» Try it:
If a line in the data holds "JSON", copy that line out in full.

Web page and app entries:
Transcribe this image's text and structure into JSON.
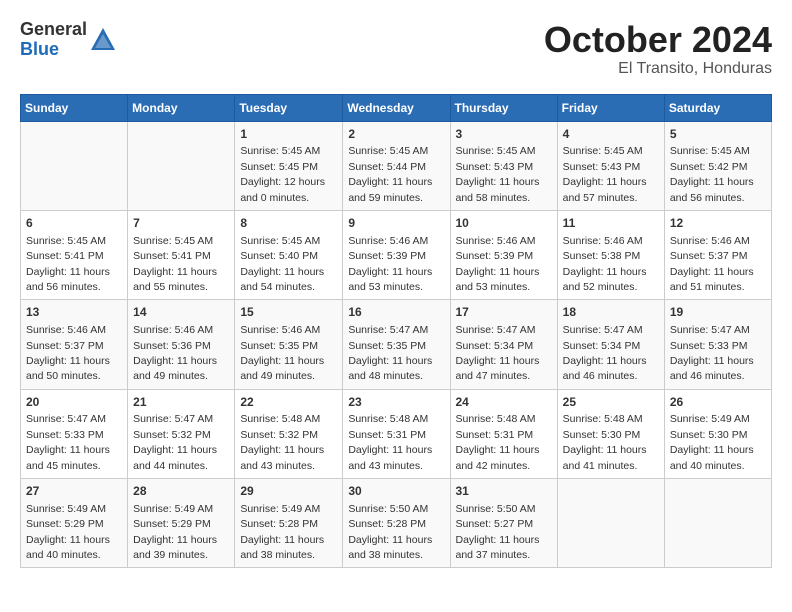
{
  "header": {
    "logo_general": "General",
    "logo_blue": "Blue",
    "title": "October 2024",
    "subtitle": "El Transito, Honduras"
  },
  "weekdays": [
    "Sunday",
    "Monday",
    "Tuesday",
    "Wednesday",
    "Thursday",
    "Friday",
    "Saturday"
  ],
  "weeks": [
    [
      {
        "day": "",
        "detail": ""
      },
      {
        "day": "",
        "detail": ""
      },
      {
        "day": "1",
        "detail": "Sunrise: 5:45 AM\nSunset: 5:45 PM\nDaylight: 12 hours\nand 0 minutes."
      },
      {
        "day": "2",
        "detail": "Sunrise: 5:45 AM\nSunset: 5:44 PM\nDaylight: 11 hours\nand 59 minutes."
      },
      {
        "day": "3",
        "detail": "Sunrise: 5:45 AM\nSunset: 5:43 PM\nDaylight: 11 hours\nand 58 minutes."
      },
      {
        "day": "4",
        "detail": "Sunrise: 5:45 AM\nSunset: 5:43 PM\nDaylight: 11 hours\nand 57 minutes."
      },
      {
        "day": "5",
        "detail": "Sunrise: 5:45 AM\nSunset: 5:42 PM\nDaylight: 11 hours\nand 56 minutes."
      }
    ],
    [
      {
        "day": "6",
        "detail": "Sunrise: 5:45 AM\nSunset: 5:41 PM\nDaylight: 11 hours\nand 56 minutes."
      },
      {
        "day": "7",
        "detail": "Sunrise: 5:45 AM\nSunset: 5:41 PM\nDaylight: 11 hours\nand 55 minutes."
      },
      {
        "day": "8",
        "detail": "Sunrise: 5:45 AM\nSunset: 5:40 PM\nDaylight: 11 hours\nand 54 minutes."
      },
      {
        "day": "9",
        "detail": "Sunrise: 5:46 AM\nSunset: 5:39 PM\nDaylight: 11 hours\nand 53 minutes."
      },
      {
        "day": "10",
        "detail": "Sunrise: 5:46 AM\nSunset: 5:39 PM\nDaylight: 11 hours\nand 53 minutes."
      },
      {
        "day": "11",
        "detail": "Sunrise: 5:46 AM\nSunset: 5:38 PM\nDaylight: 11 hours\nand 52 minutes."
      },
      {
        "day": "12",
        "detail": "Sunrise: 5:46 AM\nSunset: 5:37 PM\nDaylight: 11 hours\nand 51 minutes."
      }
    ],
    [
      {
        "day": "13",
        "detail": "Sunrise: 5:46 AM\nSunset: 5:37 PM\nDaylight: 11 hours\nand 50 minutes."
      },
      {
        "day": "14",
        "detail": "Sunrise: 5:46 AM\nSunset: 5:36 PM\nDaylight: 11 hours\nand 49 minutes."
      },
      {
        "day": "15",
        "detail": "Sunrise: 5:46 AM\nSunset: 5:35 PM\nDaylight: 11 hours\nand 49 minutes."
      },
      {
        "day": "16",
        "detail": "Sunrise: 5:47 AM\nSunset: 5:35 PM\nDaylight: 11 hours\nand 48 minutes."
      },
      {
        "day": "17",
        "detail": "Sunrise: 5:47 AM\nSunset: 5:34 PM\nDaylight: 11 hours\nand 47 minutes."
      },
      {
        "day": "18",
        "detail": "Sunrise: 5:47 AM\nSunset: 5:34 PM\nDaylight: 11 hours\nand 46 minutes."
      },
      {
        "day": "19",
        "detail": "Sunrise: 5:47 AM\nSunset: 5:33 PM\nDaylight: 11 hours\nand 46 minutes."
      }
    ],
    [
      {
        "day": "20",
        "detail": "Sunrise: 5:47 AM\nSunset: 5:33 PM\nDaylight: 11 hours\nand 45 minutes."
      },
      {
        "day": "21",
        "detail": "Sunrise: 5:47 AM\nSunset: 5:32 PM\nDaylight: 11 hours\nand 44 minutes."
      },
      {
        "day": "22",
        "detail": "Sunrise: 5:48 AM\nSunset: 5:32 PM\nDaylight: 11 hours\nand 43 minutes."
      },
      {
        "day": "23",
        "detail": "Sunrise: 5:48 AM\nSunset: 5:31 PM\nDaylight: 11 hours\nand 43 minutes."
      },
      {
        "day": "24",
        "detail": "Sunrise: 5:48 AM\nSunset: 5:31 PM\nDaylight: 11 hours\nand 42 minutes."
      },
      {
        "day": "25",
        "detail": "Sunrise: 5:48 AM\nSunset: 5:30 PM\nDaylight: 11 hours\nand 41 minutes."
      },
      {
        "day": "26",
        "detail": "Sunrise: 5:49 AM\nSunset: 5:30 PM\nDaylight: 11 hours\nand 40 minutes."
      }
    ],
    [
      {
        "day": "27",
        "detail": "Sunrise: 5:49 AM\nSunset: 5:29 PM\nDaylight: 11 hours\nand 40 minutes."
      },
      {
        "day": "28",
        "detail": "Sunrise: 5:49 AM\nSunset: 5:29 PM\nDaylight: 11 hours\nand 39 minutes."
      },
      {
        "day": "29",
        "detail": "Sunrise: 5:49 AM\nSunset: 5:28 PM\nDaylight: 11 hours\nand 38 minutes."
      },
      {
        "day": "30",
        "detail": "Sunrise: 5:50 AM\nSunset: 5:28 PM\nDaylight: 11 hours\nand 38 minutes."
      },
      {
        "day": "31",
        "detail": "Sunrise: 5:50 AM\nSunset: 5:27 PM\nDaylight: 11 hours\nand 37 minutes."
      },
      {
        "day": "",
        "detail": ""
      },
      {
        "day": "",
        "detail": ""
      }
    ]
  ]
}
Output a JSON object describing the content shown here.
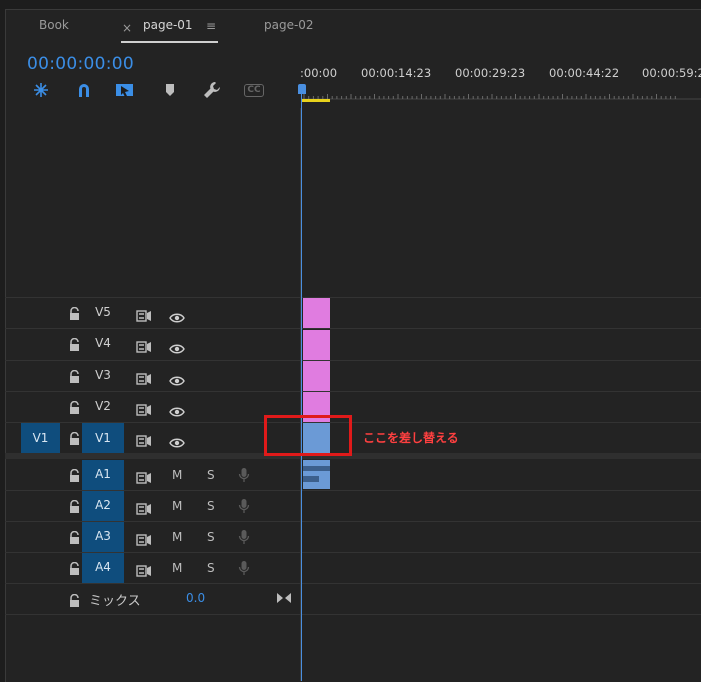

» Task solution:
Transcribe this image's text and structure into JSON.
Output a JSON object describing the content shown here.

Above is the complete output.